A party in her honor was held at Scholars Park in West Bay on July 23.
She is the mother of 11 children, and has 26 grandchildren and 24 great-grandchildren.
Miss Veanie was just 5 years old when her mother passed away.
“But she was destined to give what she herself was lacking: the love and nurturing of a mother,” said family friend Eziethamae Bodden.
“Before she had any children of her own, the neighborhood children would frequent her yard,” said Ms. Bodden. “Those years, there wasn’t much to eat but she ensured they had something to nibble on.”
As her children came along and grew, other children would spend time at her home playing marbles and other games, added Ms. Bodden.
“And she didn’t mind that one bit. She was a special mother to the community’s children. At least she could keep an eye on them. She would rather have them all around her than around some corner getting into problems.”
Ms. Bodden said Miss Veanie continually gave and helped whoever she came in touch with throughout her life.
“Her house was steps away from the West Bay Town Hall School site of today’s Sir John A. Cumber Primary School, and if any child was without money for lunch, she made sure they did not go hungry,” said Ms. Bodden.
“If someone managed to get a cut, scraped knees or bucked their toe, she was always right there to clean and bandage the injury.”
Ms. Bodden has her own fond memories of Miss Veanie’s connection with the children of the community.
“I remember when I attended, and when my daughters attended the Sir John A. Cumber Primary School, Miss Veanie sold snacks,” said Ms. Bodden.
“It was always a treat to buy icicles after a hot day on the play field.”
Ms. Bodden said Miss Veanie indicates that her memory is fading, but those members of the community, now grown, are the same ones who remind her of what she did for them as children, and also how grateful they are to her.

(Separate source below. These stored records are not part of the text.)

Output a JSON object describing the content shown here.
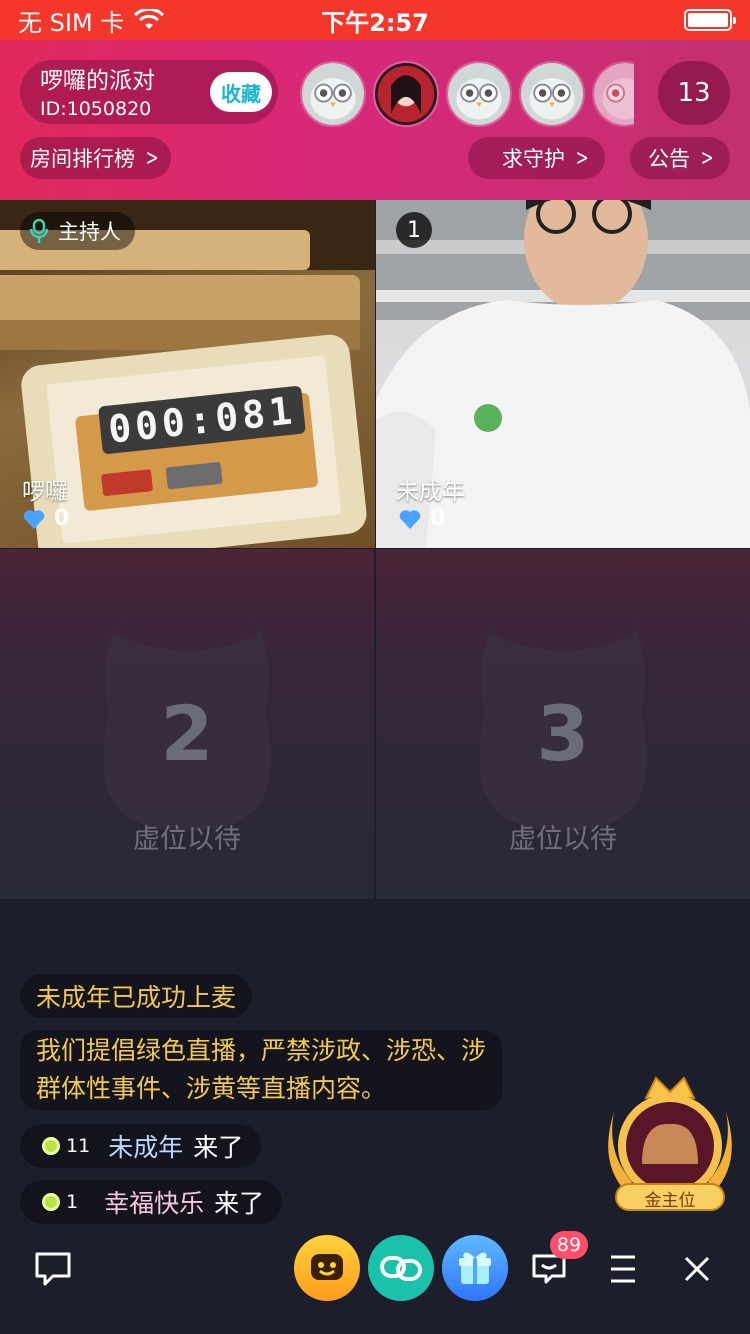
{
  "status_bar": {
    "carrier": "无 SIM 卡",
    "time": "下午2:57"
  },
  "header": {
    "room_title": "啰囉的派对",
    "room_id": "ID:1050820",
    "favorite_label": "收藏",
    "online_count": "13",
    "ranking_label": "房间排行榜",
    "guard_label": "求守护",
    "notice_label": "公告"
  },
  "seats": {
    "host": {
      "badge": "主持人",
      "name": "啰囉",
      "hearts": "0"
    },
    "seat1": {
      "number": "1",
      "name": "未成年",
      "hearts": "0"
    },
    "seat2": {
      "number": "2",
      "label": "虚位以待"
    },
    "seat3": {
      "number": "3",
      "label": "虚位以待"
    }
  },
  "host_video_timer": "000:081",
  "chat": {
    "system_line": "未成年已成功上麦",
    "notice_line1": "我们提倡绿色直播，严禁涉政、涉恐、涉",
    "notice_line2": "群体性事件、涉黄等直播内容。",
    "entries": [
      {
        "level": "11",
        "name": "未成年",
        "action": "来了"
      },
      {
        "level": "1",
        "name": "幸福快乐",
        "action": "来了"
      }
    ]
  },
  "gold_seat_label": "金主位",
  "bottom_bar": {
    "message_badge": "89"
  },
  "colors": {
    "accent_red": "#f4372a",
    "header_pink": "#d8287a",
    "notice_gold": "#f2c94c",
    "favorite_teal": "#1ab6c9"
  },
  "icons": [
    "wifi-icon",
    "battery-icon",
    "microphone-icon",
    "heart-icon",
    "chevron-right-icon",
    "owl-placeholder-icon",
    "chat-bubble-icon",
    "emoji-icon",
    "link-icon",
    "gift-icon",
    "message-icon",
    "menu-icon",
    "close-icon",
    "crown-icon"
  ]
}
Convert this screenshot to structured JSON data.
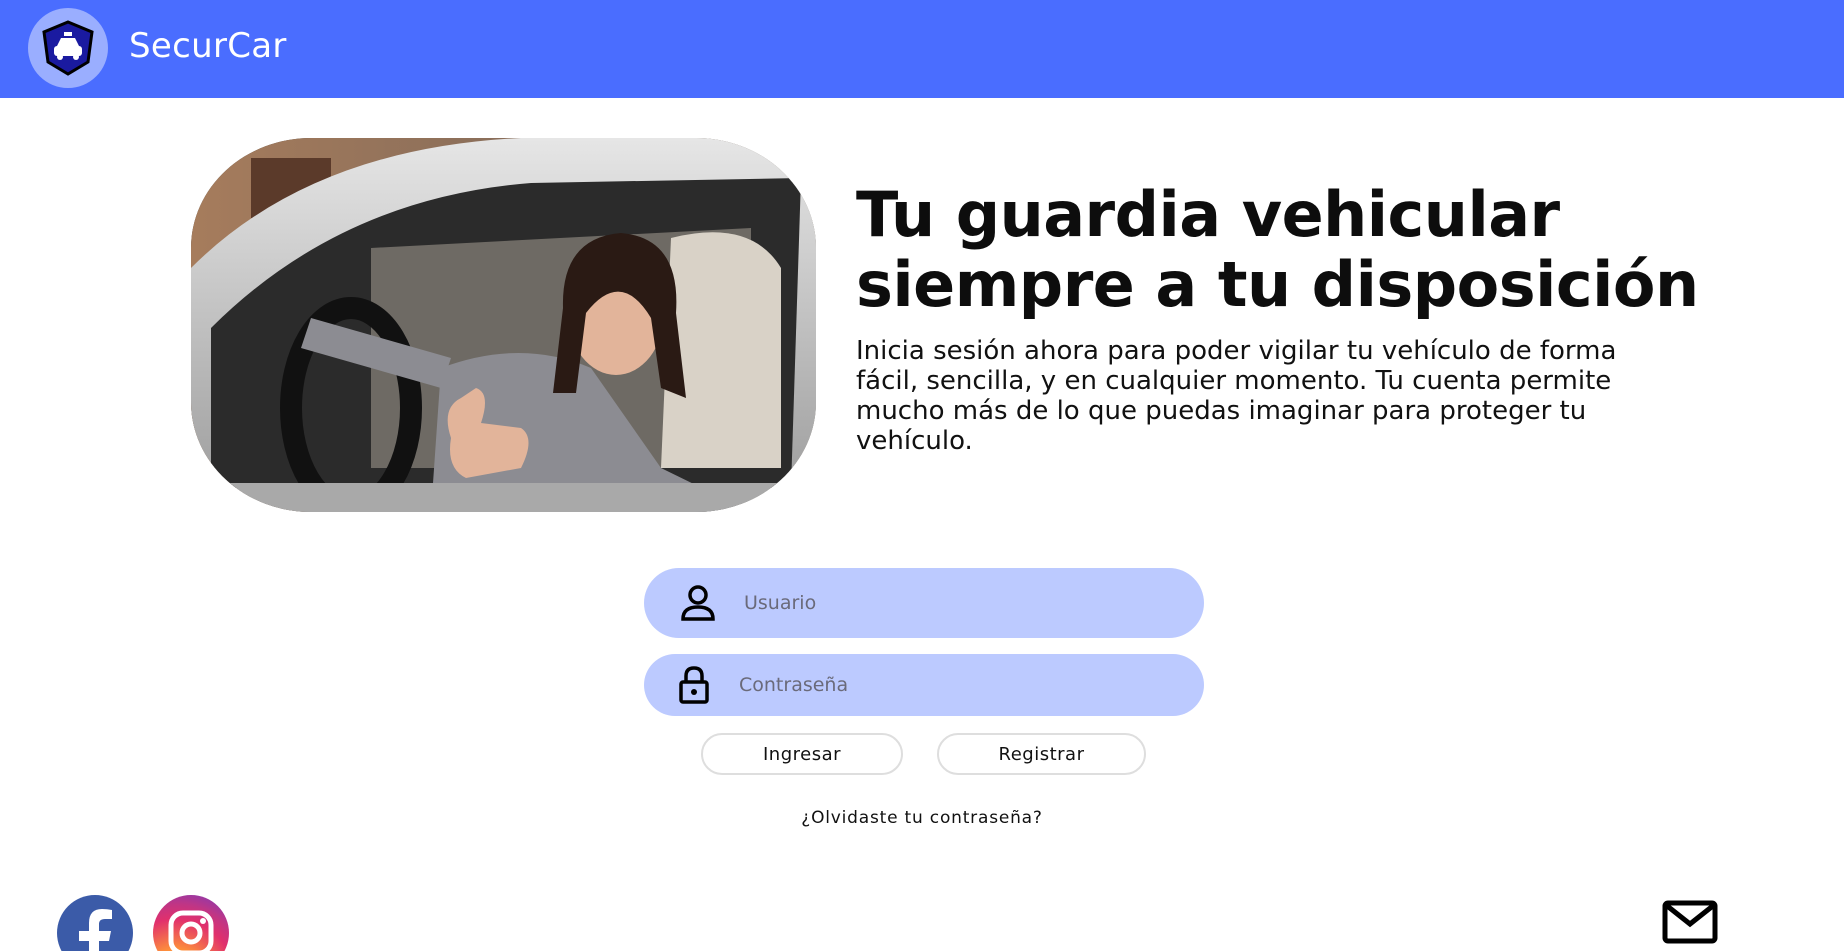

Miss Veanie summed it up simply: “I just love everybody and I love to help people; it makes me happy.”
Ms. Bodden said Miss Veanie is recognized for her abundant love, kindness, advice and every kind act her hands could render.
“Filled with love from her heart, whatever she had she shared, leaving herself out most times,” said Ms. Bodden.
“This is what Miss Veanie is known for, and I am sure the half has not yet been told of all her goodwill towards all human kind,” she said.